Across the entries, count the lines that include "weekday" and report only that number.

++++

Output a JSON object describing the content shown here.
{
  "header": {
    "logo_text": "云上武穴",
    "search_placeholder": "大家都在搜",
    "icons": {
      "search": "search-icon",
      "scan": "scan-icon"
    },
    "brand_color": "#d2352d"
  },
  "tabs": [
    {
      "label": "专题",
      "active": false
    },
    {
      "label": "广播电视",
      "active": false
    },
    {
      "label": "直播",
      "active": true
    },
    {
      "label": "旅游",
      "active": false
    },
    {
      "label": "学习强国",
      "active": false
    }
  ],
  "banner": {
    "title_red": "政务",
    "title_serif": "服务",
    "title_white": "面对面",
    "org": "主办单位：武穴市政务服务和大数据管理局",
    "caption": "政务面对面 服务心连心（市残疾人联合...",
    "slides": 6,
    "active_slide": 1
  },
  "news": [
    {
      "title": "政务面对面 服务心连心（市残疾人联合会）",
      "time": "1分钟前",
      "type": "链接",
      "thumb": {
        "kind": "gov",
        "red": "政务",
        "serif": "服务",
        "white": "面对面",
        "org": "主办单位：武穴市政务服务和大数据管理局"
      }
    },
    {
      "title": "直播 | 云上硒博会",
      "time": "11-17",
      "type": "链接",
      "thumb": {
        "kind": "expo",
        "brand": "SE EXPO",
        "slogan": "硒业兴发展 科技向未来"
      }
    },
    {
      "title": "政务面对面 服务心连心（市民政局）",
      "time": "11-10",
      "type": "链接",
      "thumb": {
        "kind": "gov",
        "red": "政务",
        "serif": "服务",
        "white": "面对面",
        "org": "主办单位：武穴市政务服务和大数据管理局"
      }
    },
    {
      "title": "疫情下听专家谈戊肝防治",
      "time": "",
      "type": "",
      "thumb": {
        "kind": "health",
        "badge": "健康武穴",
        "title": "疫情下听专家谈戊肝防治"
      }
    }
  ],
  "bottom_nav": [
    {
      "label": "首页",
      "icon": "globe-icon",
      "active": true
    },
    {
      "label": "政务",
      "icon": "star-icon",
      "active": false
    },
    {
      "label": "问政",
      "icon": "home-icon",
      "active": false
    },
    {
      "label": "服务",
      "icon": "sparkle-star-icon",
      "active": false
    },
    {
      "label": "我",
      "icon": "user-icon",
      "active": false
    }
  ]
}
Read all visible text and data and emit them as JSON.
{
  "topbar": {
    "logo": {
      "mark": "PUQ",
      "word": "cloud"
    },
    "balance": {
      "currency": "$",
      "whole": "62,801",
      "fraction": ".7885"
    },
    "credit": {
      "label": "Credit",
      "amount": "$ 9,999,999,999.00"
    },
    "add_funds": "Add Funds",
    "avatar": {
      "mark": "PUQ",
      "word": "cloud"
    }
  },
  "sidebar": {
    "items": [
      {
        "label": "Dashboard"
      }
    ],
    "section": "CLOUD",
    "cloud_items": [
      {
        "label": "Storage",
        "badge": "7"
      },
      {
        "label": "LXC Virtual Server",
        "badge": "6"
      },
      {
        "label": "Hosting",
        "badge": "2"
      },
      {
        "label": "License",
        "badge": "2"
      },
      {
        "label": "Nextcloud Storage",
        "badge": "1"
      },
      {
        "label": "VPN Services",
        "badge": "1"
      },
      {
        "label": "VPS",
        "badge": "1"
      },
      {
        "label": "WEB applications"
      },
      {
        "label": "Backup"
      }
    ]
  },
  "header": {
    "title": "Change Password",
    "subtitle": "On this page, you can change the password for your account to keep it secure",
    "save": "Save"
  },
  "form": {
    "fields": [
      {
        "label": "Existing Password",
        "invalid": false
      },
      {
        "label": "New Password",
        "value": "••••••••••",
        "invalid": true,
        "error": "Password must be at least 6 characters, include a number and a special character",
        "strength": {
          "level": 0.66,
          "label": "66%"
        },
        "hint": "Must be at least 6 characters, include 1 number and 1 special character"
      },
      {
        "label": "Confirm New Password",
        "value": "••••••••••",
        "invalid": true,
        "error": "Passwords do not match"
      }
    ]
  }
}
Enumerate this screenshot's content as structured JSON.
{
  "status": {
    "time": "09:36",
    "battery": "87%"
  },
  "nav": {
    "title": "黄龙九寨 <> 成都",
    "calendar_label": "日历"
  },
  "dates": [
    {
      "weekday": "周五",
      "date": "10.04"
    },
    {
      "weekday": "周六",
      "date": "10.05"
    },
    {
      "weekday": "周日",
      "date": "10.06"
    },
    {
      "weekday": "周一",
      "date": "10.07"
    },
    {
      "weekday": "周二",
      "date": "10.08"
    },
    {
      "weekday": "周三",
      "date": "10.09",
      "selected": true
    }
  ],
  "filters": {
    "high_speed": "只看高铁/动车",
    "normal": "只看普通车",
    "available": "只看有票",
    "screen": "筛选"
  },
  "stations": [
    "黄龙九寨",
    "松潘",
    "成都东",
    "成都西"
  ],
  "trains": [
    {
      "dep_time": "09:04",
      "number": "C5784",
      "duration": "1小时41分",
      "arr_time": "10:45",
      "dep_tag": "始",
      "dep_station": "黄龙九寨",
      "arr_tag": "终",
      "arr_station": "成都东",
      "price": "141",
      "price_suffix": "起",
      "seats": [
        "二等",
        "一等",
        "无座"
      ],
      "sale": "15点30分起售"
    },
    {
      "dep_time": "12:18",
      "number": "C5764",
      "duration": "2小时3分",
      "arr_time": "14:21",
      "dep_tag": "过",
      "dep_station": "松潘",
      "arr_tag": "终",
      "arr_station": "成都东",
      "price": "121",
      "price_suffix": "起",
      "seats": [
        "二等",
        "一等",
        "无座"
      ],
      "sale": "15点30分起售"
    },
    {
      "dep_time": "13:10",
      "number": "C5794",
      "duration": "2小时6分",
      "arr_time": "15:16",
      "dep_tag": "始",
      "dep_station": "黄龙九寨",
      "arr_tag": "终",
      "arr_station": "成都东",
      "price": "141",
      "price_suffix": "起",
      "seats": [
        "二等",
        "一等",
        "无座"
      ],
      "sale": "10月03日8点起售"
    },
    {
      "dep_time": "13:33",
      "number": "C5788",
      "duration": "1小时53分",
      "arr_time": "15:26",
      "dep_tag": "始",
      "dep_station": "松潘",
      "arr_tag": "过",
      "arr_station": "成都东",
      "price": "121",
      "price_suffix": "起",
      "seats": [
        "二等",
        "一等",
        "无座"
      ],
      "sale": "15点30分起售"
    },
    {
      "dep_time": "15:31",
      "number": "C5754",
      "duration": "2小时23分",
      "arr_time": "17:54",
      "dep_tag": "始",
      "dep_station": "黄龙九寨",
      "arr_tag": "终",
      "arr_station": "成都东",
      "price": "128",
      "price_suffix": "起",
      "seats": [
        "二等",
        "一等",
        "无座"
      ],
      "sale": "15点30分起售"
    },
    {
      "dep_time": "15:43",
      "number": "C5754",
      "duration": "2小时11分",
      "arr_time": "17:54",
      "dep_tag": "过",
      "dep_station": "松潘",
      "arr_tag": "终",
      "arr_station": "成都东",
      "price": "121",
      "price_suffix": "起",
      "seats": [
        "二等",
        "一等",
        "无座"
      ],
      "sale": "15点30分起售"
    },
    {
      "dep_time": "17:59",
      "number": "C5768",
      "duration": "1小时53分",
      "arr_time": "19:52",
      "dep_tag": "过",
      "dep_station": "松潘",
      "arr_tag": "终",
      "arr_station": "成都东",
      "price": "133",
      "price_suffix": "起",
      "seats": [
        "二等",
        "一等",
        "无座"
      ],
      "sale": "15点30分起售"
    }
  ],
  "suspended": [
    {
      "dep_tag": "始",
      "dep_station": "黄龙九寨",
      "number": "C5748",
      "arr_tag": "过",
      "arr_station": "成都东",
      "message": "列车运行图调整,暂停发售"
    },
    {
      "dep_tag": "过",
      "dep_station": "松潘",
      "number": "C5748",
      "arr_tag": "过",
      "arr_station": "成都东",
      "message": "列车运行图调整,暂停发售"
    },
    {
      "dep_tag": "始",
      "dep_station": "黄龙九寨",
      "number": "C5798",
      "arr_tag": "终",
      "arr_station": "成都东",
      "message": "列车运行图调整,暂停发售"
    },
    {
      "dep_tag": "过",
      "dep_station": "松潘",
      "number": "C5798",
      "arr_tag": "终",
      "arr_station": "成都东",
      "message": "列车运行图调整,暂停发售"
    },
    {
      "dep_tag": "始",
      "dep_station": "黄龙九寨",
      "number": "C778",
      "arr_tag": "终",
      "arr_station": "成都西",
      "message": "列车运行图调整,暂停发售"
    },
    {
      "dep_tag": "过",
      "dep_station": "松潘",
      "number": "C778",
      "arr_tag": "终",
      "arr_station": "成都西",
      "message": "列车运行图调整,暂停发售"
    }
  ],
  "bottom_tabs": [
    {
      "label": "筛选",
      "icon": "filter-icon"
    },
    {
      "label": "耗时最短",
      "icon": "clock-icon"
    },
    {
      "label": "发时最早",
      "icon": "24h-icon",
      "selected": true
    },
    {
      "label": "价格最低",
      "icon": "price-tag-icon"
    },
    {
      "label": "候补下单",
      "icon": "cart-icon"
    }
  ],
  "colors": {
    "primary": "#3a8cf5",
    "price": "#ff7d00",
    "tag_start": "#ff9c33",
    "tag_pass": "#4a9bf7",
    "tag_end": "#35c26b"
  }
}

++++

Written answer
6